The results of these efforts are trails so clean that reports are "you could eat off of them", but we wouldn't recommend it.  Either way, Woolly is open, Open, OPEN and there may be a few greasy spots, but overall trails should be in excellent condition.
Weather forecast is PERFECT for Sunday, so hopefully you can grab your bike and possibly a friend or two and spend some quality Woolly-time.  We know you won't regret it. 

Anytime you head to St Croix Falls to ride Woolly, please let people in town know you came to ride the local MTB trails.  This is true with any of your favorite trails because "locals" need to know that bikes bring business to town.

If you head to Woollyland tomorrow...or any other day, please consider a visit to one of our club sponsors and stop at the Dallas House Coffee Shop in downtown SCF for a pre-ride coffee, pastry or light lunch, if you'd prefer some post-ride refreshments hit the Dallas House bar at the intersection of Hwy 8 & 35 for a great post-ride burger and beer.  Of course, CyclovaXC is the "Official Bike Shop of the Woolly Bike Club" and they are always available for anything you forgot to pack for your ride,  trailside mechanical, or consider them next time you need a new bike (I know they are excited about the 2017 Treks, Salsas, and Advocate bikes that are coming out soon, plus you can probably get a deal right now on remaining 2016s.)  

Again, no matter where you go when you are in-town to ride, please make sure people know you came to town to ride Woolly because we are dependent upon the help of our sponsors and community to keep building and maintaining our trails, so everyone can enjoy them throughout the year.

Tuesday, August 9, 2016

Group Ride 8/9/2016 is ON!! 6pm Woolly Trailhead

If you didn't bust your collar bone over the weekend... like me... head on out to the Woolly tonight at 6pm for a group ride.

The first lap is always no drop so you can have a chance to ride the trails with other people.  This is a great way to learn your way around if you don't normally ride the Woolly.

After that first lap everything is negotiable.  Throw down for a KOM or ride some more as a group.

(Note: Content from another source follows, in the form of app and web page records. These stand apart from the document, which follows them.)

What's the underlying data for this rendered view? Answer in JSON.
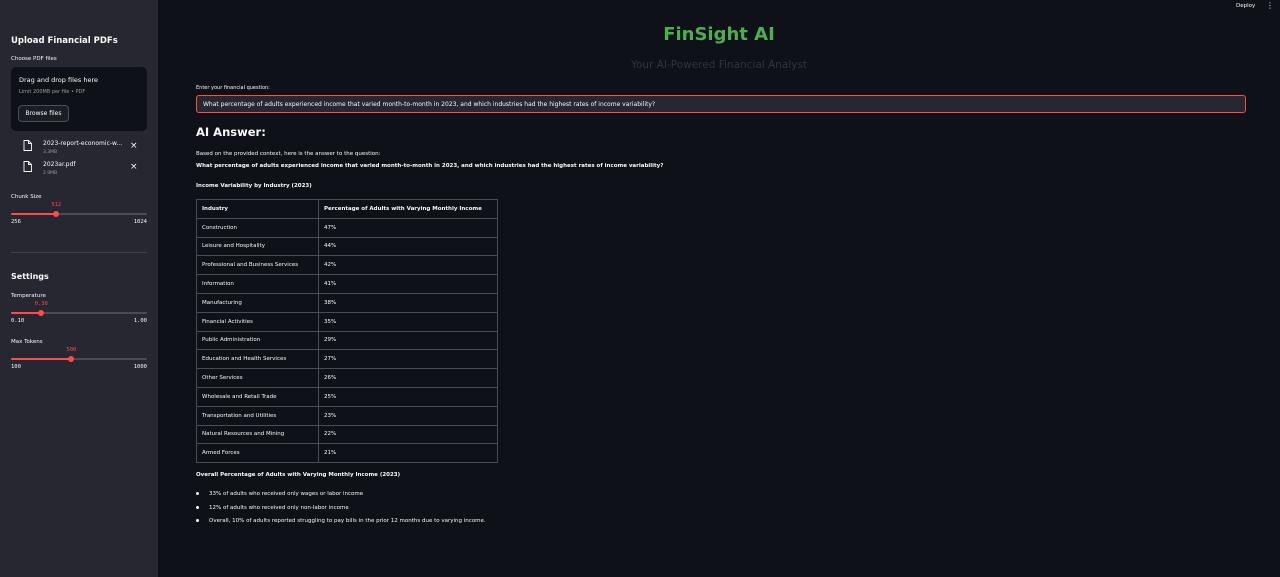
{
  "header": {
    "deploy_label": "Deploy",
    "menu_icon": "⋮"
  },
  "sidebar": {
    "title": "Upload Financial PDFs",
    "uploader_label": "Choose PDF files",
    "dropzone_title": "Drag and drop files here",
    "dropzone_sub": "Limit 200MB per file • PDF",
    "browse_label": "Browse files",
    "files": [
      {
        "name": "2023-report-economic-w...",
        "size": "3.3MB"
      },
      {
        "name": "2023ar.pdf",
        "size": "2.9MB"
      }
    ],
    "chunk": {
      "label": "Chunk Size",
      "value": "512",
      "min": "256",
      "max": "1024",
      "fraction": 0.333
    },
    "settings_title": "Settings",
    "temperature": {
      "label": "Temperature",
      "value": "0.30",
      "min": "0.10",
      "max": "1.00",
      "fraction": 0.222
    },
    "max_tokens": {
      "label": "Max Tokens",
      "value": "500",
      "min": "100",
      "max": "1000",
      "fraction": 0.444
    }
  },
  "main": {
    "title": "FinSight AI",
    "subtitle": "Your AI-Powered Financial Analyst",
    "question_label": "Enter your financial question:",
    "question_value": "What percentage of adults experienced income that varied month-to-month in 2023, and which industries had the highest rates of income variability?",
    "answer_heading": "AI Answer:",
    "answer_intro": "Based on the provided context, here is the answer to the question:",
    "answer_question": "What percentage of adults experienced income that varied month-to-month in 2023, and which industries had the highest rates of income variability?",
    "table_title": "Income Variability by Industry (2023)",
    "table_headers": [
      "Industry",
      "Percentage of Adults with Varying Monthly Income"
    ],
    "table_rows": [
      [
        "Construction",
        "47%"
      ],
      [
        "Leisure and Hospitality",
        "44%"
      ],
      [
        "Professional and Business Services",
        "42%"
      ],
      [
        "Information",
        "41%"
      ],
      [
        "Manufacturing",
        "38%"
      ],
      [
        "Financial Activities",
        "35%"
      ],
      [
        "Public Administration",
        "29%"
      ],
      [
        "Education and Health Services",
        "27%"
      ],
      [
        "Other Services",
        "26%"
      ],
      [
        "Wholesale and Retail Trade",
        "25%"
      ],
      [
        "Transportation and Utilities",
        "23%"
      ],
      [
        "Natural Resources and Mining",
        "22%"
      ],
      [
        "Armed Forces",
        "21%"
      ]
    ],
    "overall_title": "Overall Percentage of Adults with Varying Monthly Income (2023)",
    "bullets": [
      "33% of adults who received only wages or labor income",
      "12% of adults who received only non-labor income",
      "Overall, 10% of adults reported struggling to pay bills in the prior 12 months due to varying income."
    ]
  },
  "colors": {
    "accent": "#ff4b4b",
    "title_green": "#4caf50",
    "sidebar_bg": "#262730",
    "app_bg": "#0e1117"
  }
}
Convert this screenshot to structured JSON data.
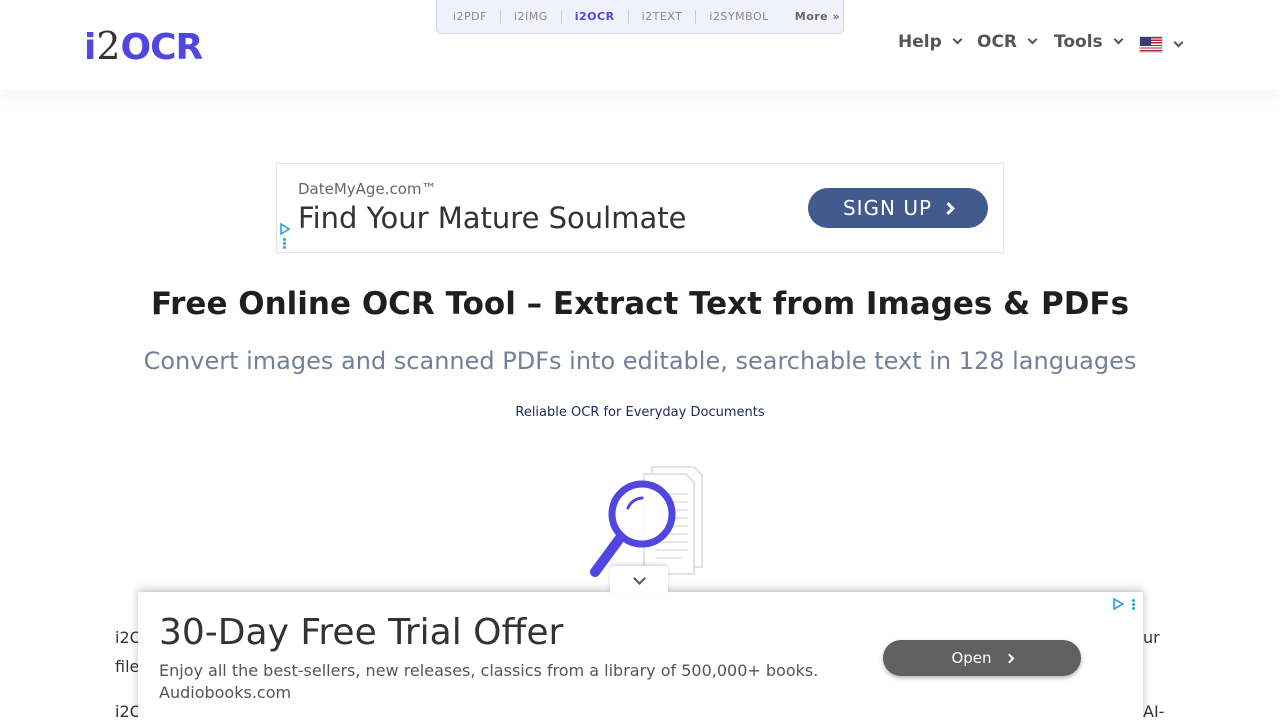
{
  "header": {
    "logo": {
      "i": "i",
      "two": "2",
      "ocr": "OCR"
    },
    "sites": [
      "i2PDF",
      "i2IMG",
      "i2OCR",
      "i2TEXT",
      "i2SYMBOL"
    ],
    "sites_active": "i2OCR",
    "more_label": "More »",
    "nav": {
      "help": "Help",
      "ocr": "OCR",
      "tools": "Tools"
    },
    "language_icon": "us-flag-icon"
  },
  "ad_banner": {
    "sponsor": "DateMyAge.com™",
    "headline": "Find Your Mature Soulmate",
    "cta": "SIGN UP",
    "cta_color": "#435a8f"
  },
  "hero": {
    "title": "Free Online OCR Tool – Extract Text from Images & PDFs",
    "subtitle": "Convert images and scanned PDFs into editable, searchable text in 128 languages",
    "tagline": "Reliable OCR for Everyday Documents"
  },
  "body": {
    "line1_left": "i2O",
    "line1_right": "ur",
    "line2_left": "file",
    "line3_left": "i2O",
    "line3_right": "AI-"
  },
  "sticky_ad": {
    "headline": "30-Day Free Trial Offer",
    "description": "Enjoy all the best-sellers, new releases, classics from a library of 500,000+ books.",
    "source": "Audiobooks.com",
    "cta": "Open"
  },
  "colors": {
    "brand": "#5146e1",
    "subtitle": "#71819b"
  }
}
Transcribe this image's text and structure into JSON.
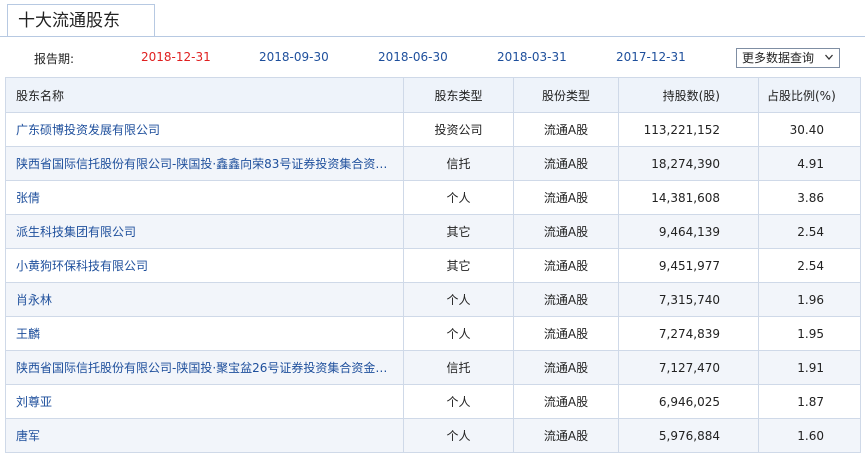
{
  "tab": {
    "title": "十大流通股东"
  },
  "report": {
    "label": "报告期:",
    "dates": [
      "2018-12-31",
      "2018-09-30",
      "2018-06-30",
      "2018-03-31",
      "2017-12-31"
    ],
    "active_index": 0,
    "query_label": "更多数据查询"
  },
  "colors": {
    "active_date": "#e02020",
    "link": "#1e4f9c",
    "header_bg": "#eef3fa",
    "alt_row_bg": "#f2f5fa"
  },
  "table": {
    "headers": [
      "股东名称",
      "股东类型",
      "股份类型",
      "持股数(股)",
      "占股比例(%)"
    ],
    "rows": [
      [
        "广东硕博投资发展有限公司",
        "投资公司",
        "流通A股",
        "113,221,152",
        "30.40"
      ],
      [
        "陕西省国际信托股份有限公司-陕国投·鑫鑫向荣83号证券投资集合资…",
        "信托",
        "流通A股",
        "18,274,390",
        "4.91"
      ],
      [
        "张倩",
        "个人",
        "流通A股",
        "14,381,608",
        "3.86"
      ],
      [
        "派生科技集团有限公司",
        "其它",
        "流通A股",
        "9,464,139",
        "2.54"
      ],
      [
        "小黄狗环保科技有限公司",
        "其它",
        "流通A股",
        "9,451,977",
        "2.54"
      ],
      [
        "肖永林",
        "个人",
        "流通A股",
        "7,315,740",
        "1.96"
      ],
      [
        "王麟",
        "个人",
        "流通A股",
        "7,274,839",
        "1.95"
      ],
      [
        "陕西省国际信托股份有限公司-陕国投·聚宝盆26号证券投资集合资金…",
        "信托",
        "流通A股",
        "7,127,470",
        "1.91"
      ],
      [
        "刘尊亚",
        "个人",
        "流通A股",
        "6,946,025",
        "1.87"
      ],
      [
        "唐军",
        "个人",
        "流通A股",
        "5,976,884",
        "1.60"
      ]
    ]
  }
}
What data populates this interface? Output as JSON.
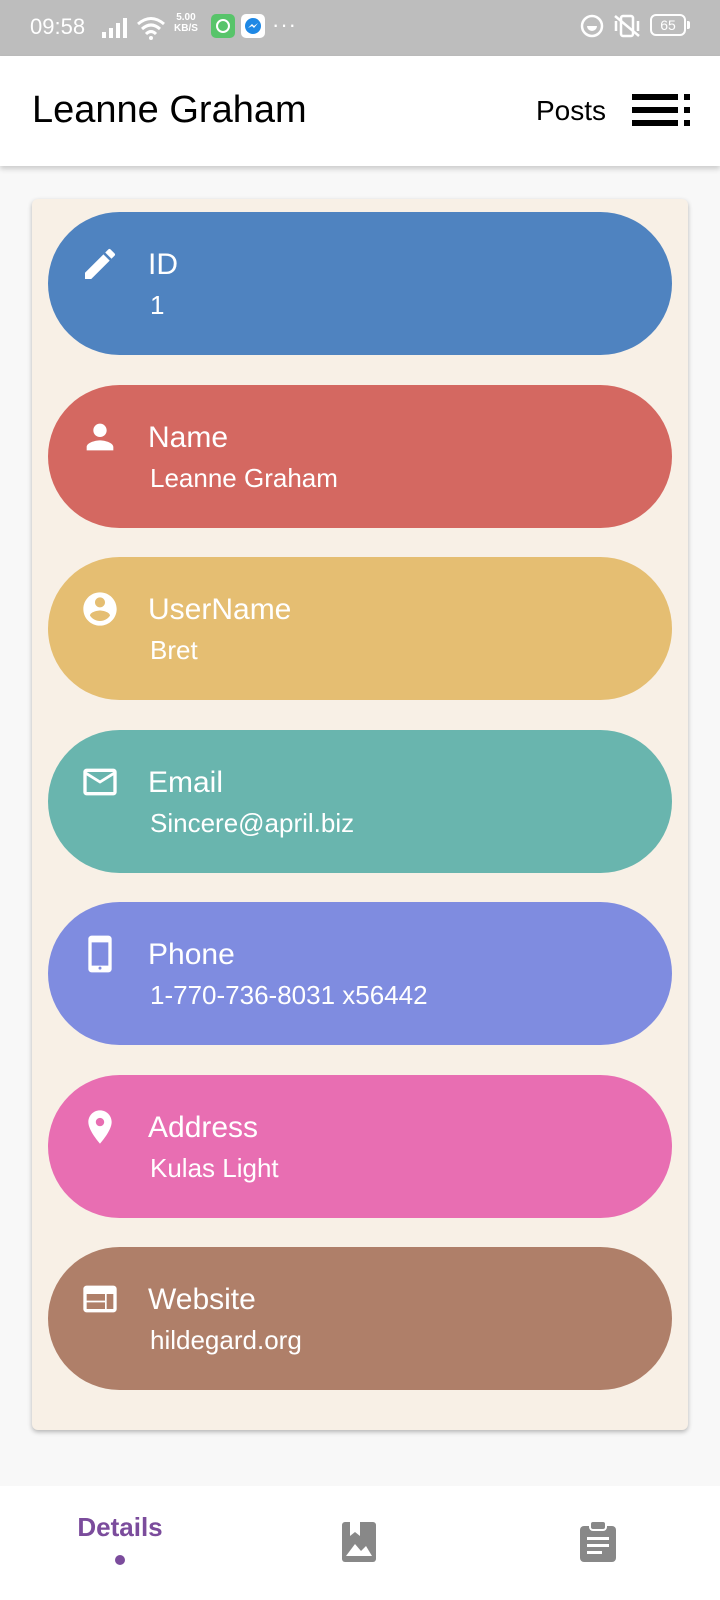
{
  "status_bar": {
    "time": "09:58",
    "net_speed_value": "5.00",
    "net_speed_unit": "KB/S",
    "more": "···",
    "battery": "65"
  },
  "app_bar": {
    "title": "Leanne Graham",
    "posts_link": "Posts"
  },
  "fields": [
    {
      "icon": "pencil-icon",
      "label": "ID",
      "value": "1",
      "color": "#4f83c0"
    },
    {
      "icon": "person-icon",
      "label": "Name",
      "value": "Leanne Graham",
      "color": "#d46861"
    },
    {
      "icon": "account-circle-icon",
      "label": "UserName",
      "value": "Bret",
      "color": "#e5be72"
    },
    {
      "icon": "mail-icon",
      "label": "Email",
      "value": "Sincere@april.biz",
      "color": "#69b5ae"
    },
    {
      "icon": "smartphone-icon",
      "label": "Phone",
      "value": "1-770-736-8031 x56442",
      "color": "#7f8ce0"
    },
    {
      "icon": "location-pin-icon",
      "label": "Address",
      "value": "Kulas Light",
      "color": "#e86eb2"
    },
    {
      "icon": "web-icon",
      "label": "Website",
      "value": "hildegard.org",
      "color": "#af7f69"
    }
  ],
  "bottom_nav": {
    "details_label": "Details",
    "active_color": "#7b4c9c",
    "inactive_color": "#888888",
    "items": [
      "details-tab",
      "photos-icon",
      "posts-clipboard-icon"
    ]
  }
}
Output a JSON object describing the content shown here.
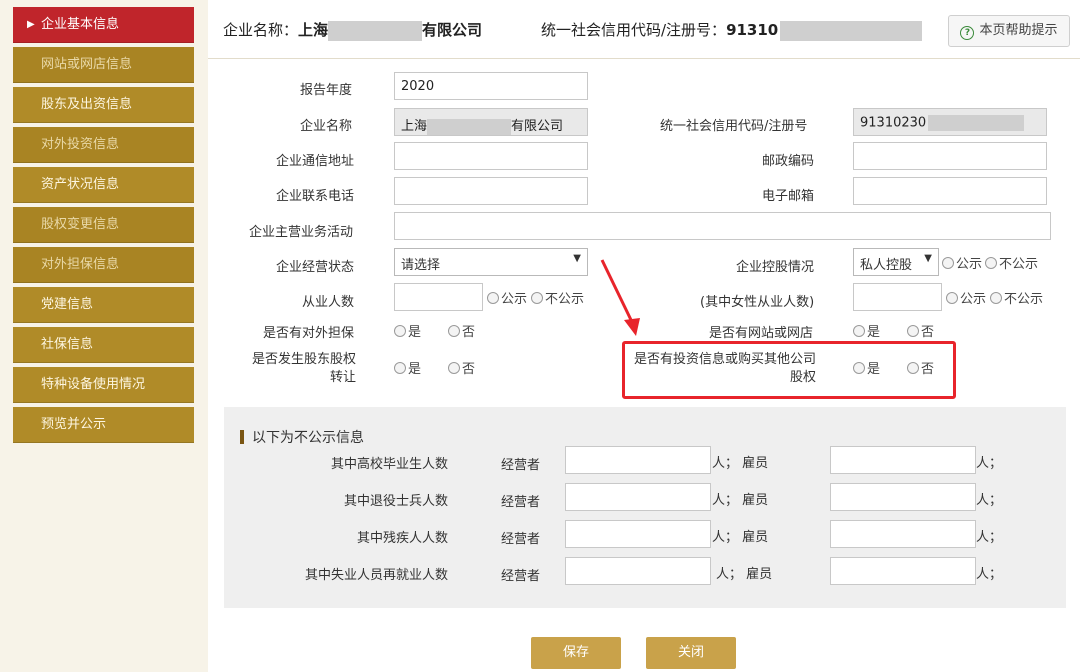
{
  "sidebar": {
    "items": [
      {
        "label": "企业基本信息"
      },
      {
        "label": "网站或网店信息"
      },
      {
        "label": "股东及出资信息"
      },
      {
        "label": "对外投资信息"
      },
      {
        "label": "资产状况信息"
      },
      {
        "label": "股权变更信息"
      },
      {
        "label": "对外担保信息"
      },
      {
        "label": "党建信息"
      },
      {
        "label": "社保信息"
      },
      {
        "label": "特种设备使用情况"
      },
      {
        "label": "预览并公示"
      }
    ],
    "active_arrow": "▶"
  },
  "header": {
    "company_label": "企业名称：",
    "company_prefix": "上海",
    "company_suffix": "有限公司",
    "code_label": "统一社会信用代码/注册号：",
    "code_prefix": "91310",
    "help_icon": "?",
    "help_label": "本页帮助提示"
  },
  "form": {
    "year_label": "报告年度",
    "year_value": "2020",
    "name_label": "企业名称",
    "name_prefix": "上海",
    "name_suffix": "有限公司",
    "code_label": "统一社会信用代码/注册号",
    "code_value": "91310230",
    "address_label": "企业通信地址",
    "postcode_label": "邮政编码",
    "phone_label": "企业联系电话",
    "email_label": "电子邮箱",
    "business_label": "企业主营业务活动",
    "status_label": "企业经营状态",
    "status_value": "请选择",
    "holding_label": "企业控股情况",
    "holding_value": "私人控股",
    "employees_label": "从业人数",
    "female_label": "(其中女性从业人数)",
    "guarantee_label": "是否有对外担保",
    "website_label": "是否有网站或网店",
    "transfer_label_1": "是否发生股东股权",
    "transfer_label_2": "转让",
    "invest_label_1": "是否有投资信息或购买其他公司",
    "invest_label_2": "股权",
    "public": "公示",
    "not_public": "不公示",
    "yes": "是",
    "no": "否",
    "caret": "▼"
  },
  "private": {
    "title": "以下为不公示信息",
    "rows": [
      {
        "label": "其中高校毕业生人数"
      },
      {
        "label": "其中退役士兵人数"
      },
      {
        "label": "其中残疾人人数"
      },
      {
        "label": "其中失业人员再就业人数"
      }
    ],
    "operator": "经营者",
    "unit_employee": "人；  雇员",
    "unit_end": "人；"
  },
  "buttons": {
    "save": "保存",
    "close": "关闭"
  },
  "colors": {
    "accent": "#c0252b",
    "nav": "#b08b28",
    "button": "#c9a24a",
    "highlight": "#e8242b"
  }
}
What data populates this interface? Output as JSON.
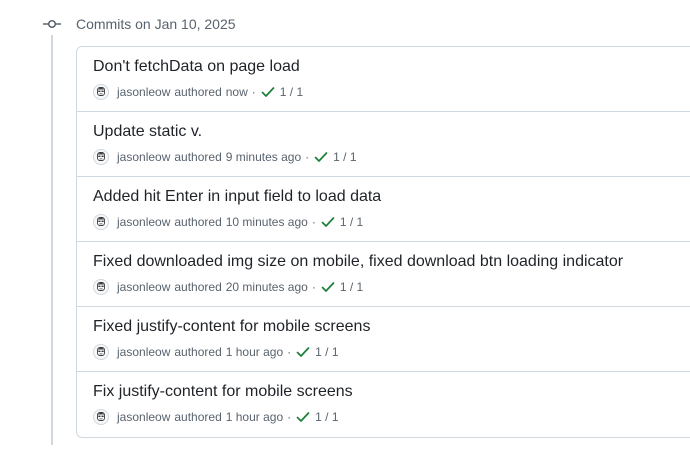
{
  "group": {
    "title": "Commits on Jan 10, 2025",
    "icon": "git-commit-icon"
  },
  "colors": {
    "success": "#1a7f37",
    "muted": "#59636e",
    "border": "#d1d9e0"
  },
  "commits": [
    {
      "title": "Don't fetchData on page load",
      "author": "jasonleow",
      "authored": "authored",
      "time": "now",
      "separator": "·",
      "checks": "1 / 1",
      "status_icon": "check-icon"
    },
    {
      "title": "Update static v.",
      "author": "jasonleow",
      "authored": "authored",
      "time": "9 minutes ago",
      "separator": "·",
      "checks": "1 / 1",
      "status_icon": "check-icon"
    },
    {
      "title": "Added hit Enter in input field to load data",
      "author": "jasonleow",
      "authored": "authored",
      "time": "10 minutes ago",
      "separator": "·",
      "checks": "1 / 1",
      "status_icon": "check-icon"
    },
    {
      "title": "Fixed downloaded img size on mobile, fixed download btn loading indicator",
      "author": "jasonleow",
      "authored": "authored",
      "time": "20 minutes ago",
      "separator": "·",
      "checks": "1 / 1",
      "status_icon": "check-icon"
    },
    {
      "title": "Fixed justify-content for mobile screens",
      "author": "jasonleow",
      "authored": "authored",
      "time": "1 hour ago",
      "separator": "·",
      "checks": "1 / 1",
      "status_icon": "check-icon"
    },
    {
      "title": "Fix justify-content for mobile screens",
      "author": "jasonleow",
      "authored": "authored",
      "time": "1 hour ago",
      "separator": "·",
      "checks": "1 / 1",
      "status_icon": "check-icon"
    }
  ]
}
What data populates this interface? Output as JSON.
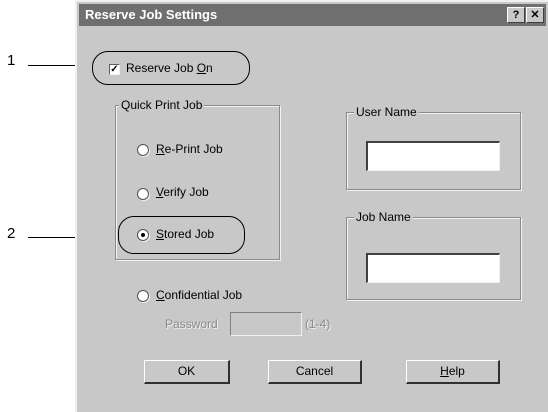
{
  "callouts": {
    "one": "1",
    "two": "2"
  },
  "window": {
    "title": "Reserve Job Settings",
    "help_label": "?",
    "close_label": "✕"
  },
  "reserve": {
    "checked": true,
    "check_mark": "✓",
    "label_prefix": "Reserve Job ",
    "label_accel": "O",
    "label_suffix": "n"
  },
  "quick_print": {
    "group_label": "Quick Print Job",
    "options": [
      {
        "accel": "R",
        "rest": "e-Print Job",
        "selected": false
      },
      {
        "accel": "V",
        "rest": "erify Job",
        "selected": false
      },
      {
        "accel": "S",
        "rest": "tored Job",
        "selected": true
      }
    ]
  },
  "confidential": {
    "accel": "C",
    "rest": "onfidential Job",
    "selected": false,
    "password_label": "Password",
    "password_value": "",
    "password_hint": "(1-4)"
  },
  "user_name": {
    "group_label": "User Name",
    "value": ""
  },
  "job_name": {
    "group_label": "Job Name",
    "value": ""
  },
  "buttons": {
    "ok": "OK",
    "cancel": "Cancel",
    "help_accel": "H",
    "help_rest": "elp"
  }
}
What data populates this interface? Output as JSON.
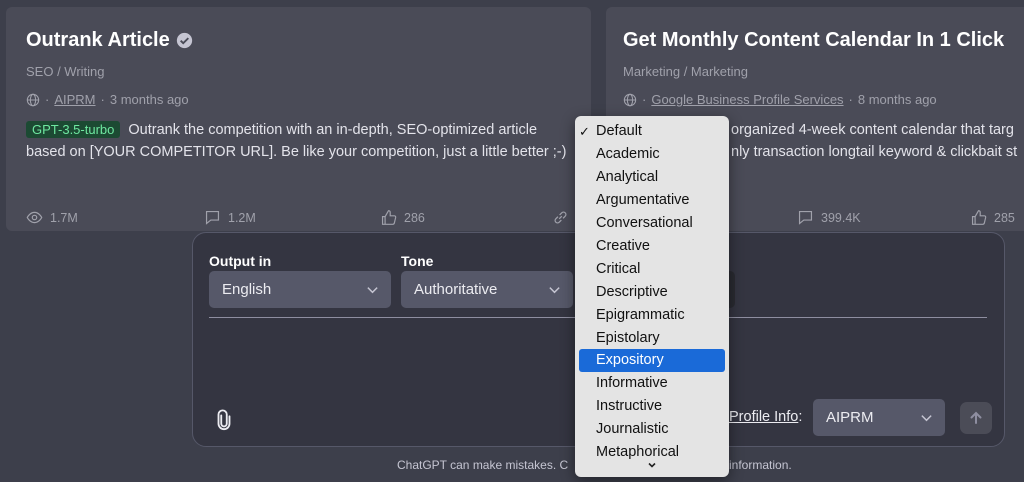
{
  "cards": [
    {
      "title": "Outrank Article",
      "category": "SEO / Writing",
      "author": "AIPRM",
      "age": "3 months ago",
      "badge": "GPT-3.5-turbo",
      "desc_line1": "Outrank the competition with an in-depth, SEO-optimized article",
      "desc_line2": "based on [YOUR COMPETITOR URL]. Be like your competition, just a little better ;-)",
      "views": "1.7M",
      "comments": "1.2M",
      "likes": "286"
    },
    {
      "title": "Get Monthly Content Calendar In 1 Click",
      "category": "Marketing / Marketing",
      "author": "Google Business Profile Services",
      "age": "8 months ago",
      "desc_line1": "organized 4-week content calendar that targ",
      "desc_line2": "nly transaction longtail keyword & clickbait st",
      "comments": "399.4K",
      "likes": "285"
    }
  ],
  "composer": {
    "output_label": "Output in",
    "output_value": "English",
    "tone_label": "Tone",
    "tone_value": "Authoritative",
    "profile_label": "Profile Info",
    "profile_colon": ":",
    "profile_value": "AIPRM"
  },
  "footer": {
    "left": "ChatGPT can make mistakes. C",
    "right": "information."
  },
  "tone_dropdown": {
    "checkmark": "✓",
    "options": [
      "Default",
      "Academic",
      "Analytical",
      "Argumentative",
      "Conversational",
      "Creative",
      "Critical",
      "Descriptive",
      "Epigrammatic",
      "Epistolary",
      "Expository",
      "Informative",
      "Instructive",
      "Journalistic",
      "Metaphorical"
    ],
    "selected": "Default",
    "highlighted": "Expository"
  },
  "colors": {
    "badge_bg": "#1c4a33",
    "badge_text": "#6ee7a0",
    "highlight": "#1a6ad8"
  }
}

Wish I could be there with you.  Instead, I'm going to be making a new friend with Mr. Kinetic (first name Kurt) in my basement this evening.